Less is more in fishing. For a successful fishing trip you want to catch selected species, take less time, reduce operational cost and have less impact on the environment. Polar Fishing Gear, based in Reykjavik, Iceland, has developed trawl doors which can do exactly that.
“I’ve been developing, building and selling trawl doors for forty years,” says Atli Már Jósafatsson, Manager, Polar Fishing Gear. “In 2006 I started Polar with the idea for an innovative way to control fishing gear.”
Trawl doors control the fishing nets. They are used much like airplane wings to spread the nets and keep them in the proper position. Polar’s innovative trawl door designs allow for greater control, reducing by-catch and the impact of fishing gear on the sea floor. Additionally, they are much more efficient and reduce fuel usage.

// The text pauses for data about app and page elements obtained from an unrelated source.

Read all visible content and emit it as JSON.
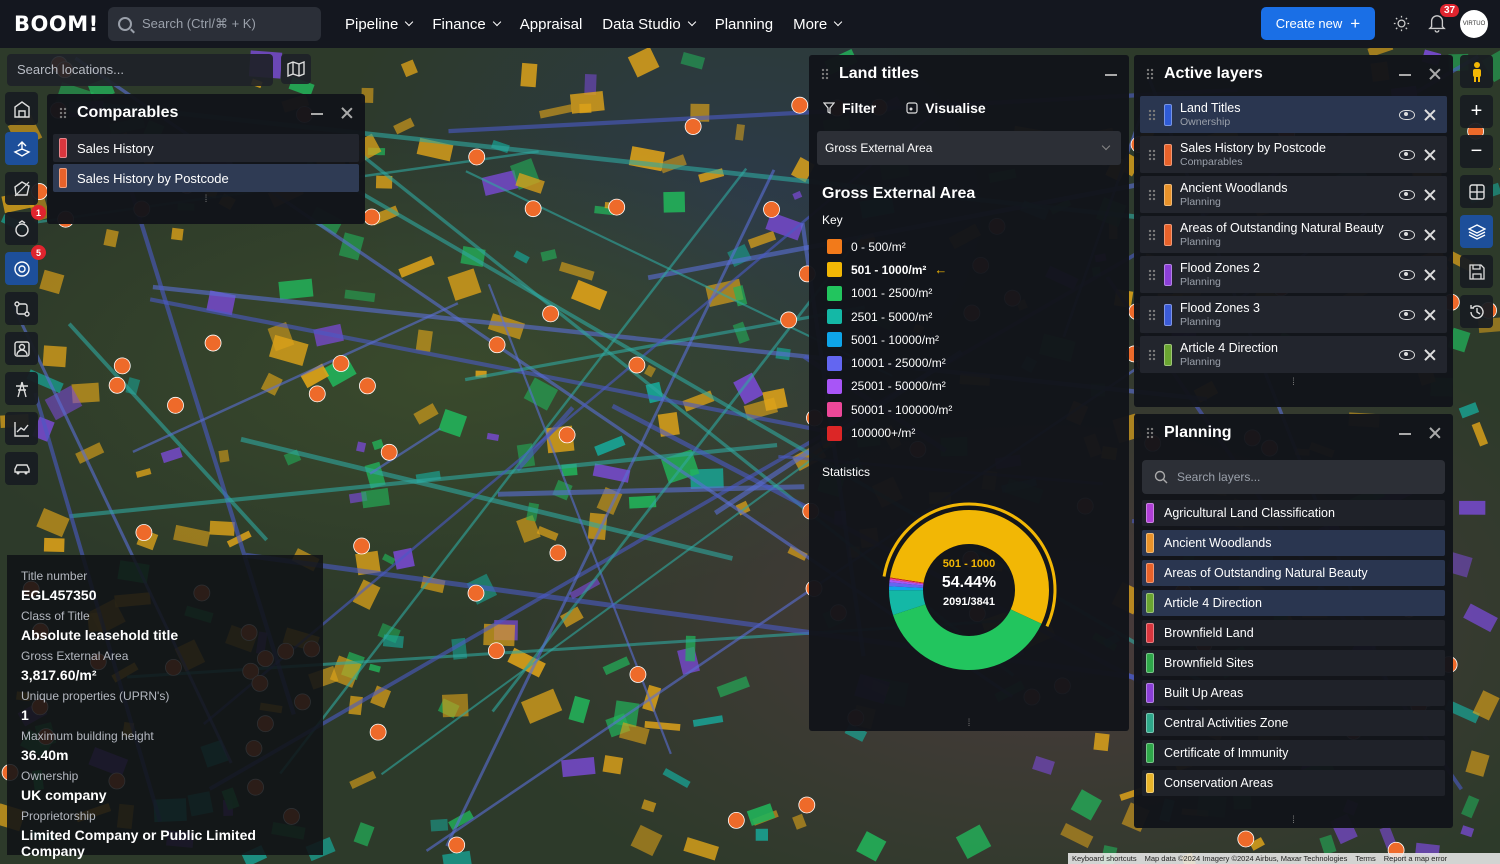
{
  "app": {
    "logo": "BOOM!"
  },
  "topbar": {
    "search_placeholder": "Search (Ctrl/⌘ + K)",
    "nav": [
      {
        "label": "Pipeline",
        "has_dropdown": true
      },
      {
        "label": "Finance",
        "has_dropdown": true
      },
      {
        "label": "Appraisal",
        "has_dropdown": false
      },
      {
        "label": "Data Studio",
        "has_dropdown": true
      },
      {
        "label": "Planning",
        "has_dropdown": false
      },
      {
        "label": "More",
        "has_dropdown": true
      }
    ],
    "create_label": "Create new",
    "notification_count": "37",
    "avatar_text": "VIRTUO"
  },
  "map": {
    "location_placeholder": "Search locations...",
    "tool_badges": {
      "tool4": "1",
      "tool5": "5"
    }
  },
  "comparables": {
    "title": "Comparables",
    "items": [
      {
        "label": "Sales History",
        "color": "#d9363e",
        "selected": false
      },
      {
        "label": "Sales History by Postcode",
        "color": "#e8622a",
        "selected": true
      }
    ]
  },
  "land_titles": {
    "title": "Land titles",
    "filter_label": "Filter",
    "visualise_label": "Visualise",
    "selected_metric": "Gross External Area",
    "heading": "Gross External Area",
    "key_label": "Key",
    "legend": [
      {
        "label": "0 - 500/m²",
        "color": "#f27a1a"
      },
      {
        "label": "501 - 1000/m²",
        "color": "#f2b705",
        "highlight": true
      },
      {
        "label": "1001 - 2500/m²",
        "color": "#22c55e"
      },
      {
        "label": "2501 - 5000/m²",
        "color": "#14b8a6"
      },
      {
        "label": "5001 - 10000/m²",
        "color": "#0ea5e9"
      },
      {
        "label": "10001 - 25000/m²",
        "color": "#6366f1"
      },
      {
        "label": "25001 - 50000/m²",
        "color": "#a855f7"
      },
      {
        "label": "50001 - 100000/m²",
        "color": "#ec4899"
      },
      {
        "label": "100000+/m²",
        "color": "#dc2626"
      }
    ],
    "statistics_label": "Statistics",
    "donut": {
      "range": "501 - 1000",
      "percent": "54.44%",
      "count": "2091/3841",
      "slices": [
        {
          "label": "501 - 1000/m²",
          "value": 54.44,
          "color": "#f2b705"
        },
        {
          "label": "1001 - 2500/m²",
          "value": 38.0,
          "color": "#22c55e"
        },
        {
          "label": "2501 - 5000/m²",
          "value": 5.0,
          "color": "#14b8a6"
        },
        {
          "label": "5001 - 10000/m²",
          "value": 0.8,
          "color": "#0ea5e9"
        },
        {
          "label": "10001 - 25000/m²",
          "value": 0.8,
          "color": "#6366f1"
        },
        {
          "label": "25001 - 50000/m²",
          "value": 0.5,
          "color": "#a855f7"
        },
        {
          "label": "50001 - 100000/m²",
          "value": 0.3,
          "color": "#ec4899"
        },
        {
          "label": "100000+/m²",
          "value": 0.16,
          "color": "#dc2626"
        }
      ]
    }
  },
  "active_layers": {
    "title": "Active layers",
    "items": [
      {
        "name": "Land Titles",
        "sub": "Ownership",
        "color": "#2f5bd6",
        "selected": true
      },
      {
        "name": "Sales History by Postcode",
        "sub": "Comparables",
        "color": "#e8622a",
        "selected": false
      },
      {
        "name": "Ancient Woodlands",
        "sub": "Planning",
        "color": "#e8922a",
        "selected": false
      },
      {
        "name": "Areas of Outstanding Natural Beauty",
        "sub": "Planning",
        "color": "#e8622a",
        "selected": false
      },
      {
        "name": "Flood Zones 2",
        "sub": "Planning",
        "color": "#8b3fd6",
        "selected": false
      },
      {
        "name": "Flood Zones 3",
        "sub": "Planning",
        "color": "#3b5bd6",
        "selected": false
      },
      {
        "name": "Article 4 Direction",
        "sub": "Planning",
        "color": "#6aa531",
        "selected": false
      }
    ]
  },
  "planning": {
    "title": "Planning",
    "search_placeholder": "Search layers...",
    "items": [
      {
        "label": "Agricultural Land Classification",
        "color": "#b03fd6",
        "selected": false
      },
      {
        "label": "Ancient Woodlands",
        "color": "#e8922a",
        "selected": true
      },
      {
        "label": "Areas of Outstanding Natural Beauty",
        "color": "#e8622a",
        "selected": true
      },
      {
        "label": "Article 4 Direction",
        "color": "#6aa531",
        "selected": true
      },
      {
        "label": "Brownfield Land",
        "color": "#d9363e",
        "selected": false
      },
      {
        "label": "Brownfield Sites",
        "color": "#2fa84a",
        "selected": false
      },
      {
        "label": "Built Up Areas",
        "color": "#8b3fd6",
        "selected": false
      },
      {
        "label": "Central Activities Zone",
        "color": "#2fa88a",
        "selected": false
      },
      {
        "label": "Certificate of Immunity",
        "color": "#2fa84a",
        "selected": false
      },
      {
        "label": "Conservation Areas",
        "color": "#e8b42a",
        "selected": false
      }
    ]
  },
  "info_card": {
    "fields": [
      {
        "label": "Title number",
        "value": "EGL457350"
      },
      {
        "label": "Class of Title",
        "value": "Absolute leasehold title"
      },
      {
        "label": "Gross External Area",
        "value": "3,817.60/m²"
      },
      {
        "label": "Unique properties (UPRN's)",
        "value": "1"
      },
      {
        "label": "Maximum building height",
        "value": "36.40m"
      },
      {
        "label": "Ownership",
        "value": "UK company"
      },
      {
        "label": "Proprietorship",
        "value": "Limited Company or Public Limited Company"
      }
    ]
  },
  "attribution": {
    "shortcuts": "Keyboard shortcuts",
    "map_data": "Map data ©2024 Imagery ©2024 Airbus, Maxar Technologies",
    "terms": "Terms",
    "report": "Report a map error"
  }
}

“For a modern vessel in America or Europe we can generally give fuel savings of 5-7 per cent, which is a lot for big vessels,” Atli says. “In other parts of the world with older equipment we can offer even more substantial savings.”
One market Polar was interested in was the big fishing fleets of Russia. Their solutions could help Russian ships to improve catch performance, efficiency, reduce damage to the sea floor and engage in sustainable fishing. Yet it is not easy to move into a new market, so they turned to the Nordic Project Fund (Nopef) for support. Beginning in 2016 Nopef helped Polar study the Russian market and the feasibility of opening a local branch.
“The biggest challenge was the different culture in Russia,” Atli continues. “For example, in Europe we generally talk to the skipper of the boat about their fishing gear. In Russia the skipper is mostly in charge of navigation, and instead we would have to talk to fleet managers and one of the trawl masters.”
Yet Russia is a big country and Polar found even a different culture in Eastern Russia. In Kamchatka, for example, the fleet manager makes the decisions about fishing gear.
“The funding helped us to understand the market we were approaching,” says Atli. “The biggest help was learning the market and how to overcome any potential difficulties.”
With the support from Nopef, Polar opened a local office in St. Petersburg and gained more than ten regular Russian clients. Atli expects sales to increase by 15% annually during the next four to five years.
“The local impact has changed the awareness of the Polar brand in Russia,” he says. “We will have our own sales teams, preferably one in West Russia and one in the Russian Far East, and we expect that Polar will be acknowledged as a solid brand in Russia.”
In fact, the experience in Russia was so good that Polar is just now starting a similar Nopef-supported market feasibility study in China.
“Our long-term goal is to offer a complete package of fishing gear in China, meaning we would provide everything that goes off the boat into the sea,” Atli says. “China is a bit behind in fishing technology and needs improvement.”
China has about 3,500 ships in African waters alone, and this is expected to increase. By reducing fuel usage, unwanted by-catch and damage to fragile marine environments Polar’s Icelandic innovations can have a major impact on the Chinese fleet in international and African waters. Their newest development, the Poseidon trawl doors, are able to be controlled during operation to better position the trawl horizontally and vertically, increasing their benefits even more.
“I’m very pleased with Nopef and the Nordic Environment Finance Corporation (NEFCO),” Atli says. “In fact, I’ve already recommended them to two other Icelandic companies.”
Text: David J. Cord
Photos: Polar toghlerar ehf.
Polar Fishing Gear
Russia and China
Agriculture, forestry and fishery
Danish Social Cities saved money and resources by recycling greywater in one of the driest places on Earth.
The Icelandic engineering company Mannvit are improving the Icelandic and Indonesian economies by providing clean energy.
The Danish davit crane supplier’s expansion to Southeast Asia started with a feasibility study, which led to the establishment of a company in Taiwan.